The "Symphonie fantastique" is not only the ancestor of every orchestral showpiece composed in the last 150 years; it is most specifically the ancestor of Russian orchestral music, including "A Night on Bald Mountain," the symphonies of Tchaikovsky, "Scheherazade" and "Petrushka." The texture of these pieces reflects the lasting impact of Berlioz's two successful conducting visits to Russia, and his superb treatise on orchestration. So it was perfectly appropriate, and splendidly effective, for Rostropovich to approach this music in the same spirit that he brings to his compatriots.
He was particularly impressive in the fast and furious, vividly colorful fourth and fifth movements, which were a revelation of new orchestral possibilities when they were composed and still sound fresh and powerful today. But his touch was also effective in the subtler moments -- the dialogue of oboe and English horn in the third movement, for example, and the shifting tempos and dynamics of the first.

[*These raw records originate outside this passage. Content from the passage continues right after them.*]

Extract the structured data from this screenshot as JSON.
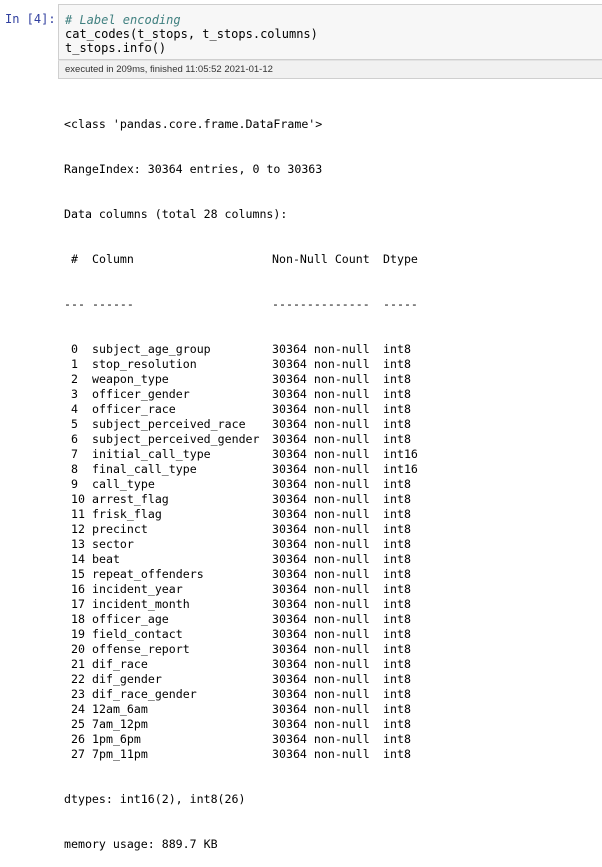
{
  "cell": {
    "prompt": "In [4]:",
    "code_comment": "# Label encoding",
    "code_line2": "cat_codes(t_stops, t_stops.columns)",
    "code_line3": "t_stops.info()",
    "exec_info": "executed in 209ms, finished 11:05:52 2021-01-12"
  },
  "output": {
    "class_line": "<class 'pandas.core.frame.DataFrame'>",
    "range_index": "RangeIndex: 30364 entries, 0 to 30363",
    "data_columns": "Data columns (total 28 columns):",
    "header": {
      "idx": " #",
      "column": "Column",
      "count": "Non-Null Count",
      "dtype": "Dtype"
    },
    "separator": {
      "idx": "---",
      "column": "------",
      "count": "--------------",
      "dtype": "-----"
    },
    "rows": [
      {
        "idx": " 0",
        "column": "subject_age_group",
        "count": "30364 non-null",
        "dtype": "int8"
      },
      {
        "idx": " 1",
        "column": "stop_resolution",
        "count": "30364 non-null",
        "dtype": "int8"
      },
      {
        "idx": " 2",
        "column": "weapon_type",
        "count": "30364 non-null",
        "dtype": "int8"
      },
      {
        "idx": " 3",
        "column": "officer_gender",
        "count": "30364 non-null",
        "dtype": "int8"
      },
      {
        "idx": " 4",
        "column": "officer_race",
        "count": "30364 non-null",
        "dtype": "int8"
      },
      {
        "idx": " 5",
        "column": "subject_perceived_race",
        "count": "30364 non-null",
        "dtype": "int8"
      },
      {
        "idx": " 6",
        "column": "subject_perceived_gender",
        "count": "30364 non-null",
        "dtype": "int8"
      },
      {
        "idx": " 7",
        "column": "initial_call_type",
        "count": "30364 non-null",
        "dtype": "int16"
      },
      {
        "idx": " 8",
        "column": "final_call_type",
        "count": "30364 non-null",
        "dtype": "int16"
      },
      {
        "idx": " 9",
        "column": "call_type",
        "count": "30364 non-null",
        "dtype": "int8"
      },
      {
        "idx": " 10",
        "column": "arrest_flag",
        "count": "30364 non-null",
        "dtype": "int8"
      },
      {
        "idx": " 11",
        "column": "frisk_flag",
        "count": "30364 non-null",
        "dtype": "int8"
      },
      {
        "idx": " 12",
        "column": "precinct",
        "count": "30364 non-null",
        "dtype": "int8"
      },
      {
        "idx": " 13",
        "column": "sector",
        "count": "30364 non-null",
        "dtype": "int8"
      },
      {
        "idx": " 14",
        "column": "beat",
        "count": "30364 non-null",
        "dtype": "int8"
      },
      {
        "idx": " 15",
        "column": "repeat_offenders",
        "count": "30364 non-null",
        "dtype": "int8"
      },
      {
        "idx": " 16",
        "column": "incident_year",
        "count": "30364 non-null",
        "dtype": "int8"
      },
      {
        "idx": " 17",
        "column": "incident_month",
        "count": "30364 non-null",
        "dtype": "int8"
      },
      {
        "idx": " 18",
        "column": "officer_age",
        "count": "30364 non-null",
        "dtype": "int8"
      },
      {
        "idx": " 19",
        "column": "field_contact",
        "count": "30364 non-null",
        "dtype": "int8"
      },
      {
        "idx": " 20",
        "column": "offense_report",
        "count": "30364 non-null",
        "dtype": "int8"
      },
      {
        "idx": " 21",
        "column": "dif_race",
        "count": "30364 non-null",
        "dtype": "int8"
      },
      {
        "idx": " 22",
        "column": "dif_gender",
        "count": "30364 non-null",
        "dtype": "int8"
      },
      {
        "idx": " 23",
        "column": "dif_race_gender",
        "count": "30364 non-null",
        "dtype": "int8"
      },
      {
        "idx": " 24",
        "column": "12am_6am",
        "count": "30364 non-null",
        "dtype": "int8"
      },
      {
        "idx": " 25",
        "column": "7am_12pm",
        "count": "30364 non-null",
        "dtype": "int8"
      },
      {
        "idx": " 26",
        "column": "1pm_6pm",
        "count": "30364 non-null",
        "dtype": "int8"
      },
      {
        "idx": " 27",
        "column": "7pm_11pm",
        "count": "30364 non-null",
        "dtype": "int8"
      }
    ],
    "dtypes": "dtypes: int16(2), int8(26)",
    "memory": "memory usage: 889.7 KB"
  }
}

The program opened with "Pinocchio, a Merry Overture," by Ernst Toch, whose centennial is celebrated this year. He is a solid, imaginative composer who does not receive the attention he deserves. It was well performed, as was Mozart's magnificent 39th Symphony, K. 543. Rostropovich's growing affinity for Mozart is one of the more remarkable and gratifying aspects of his work these days.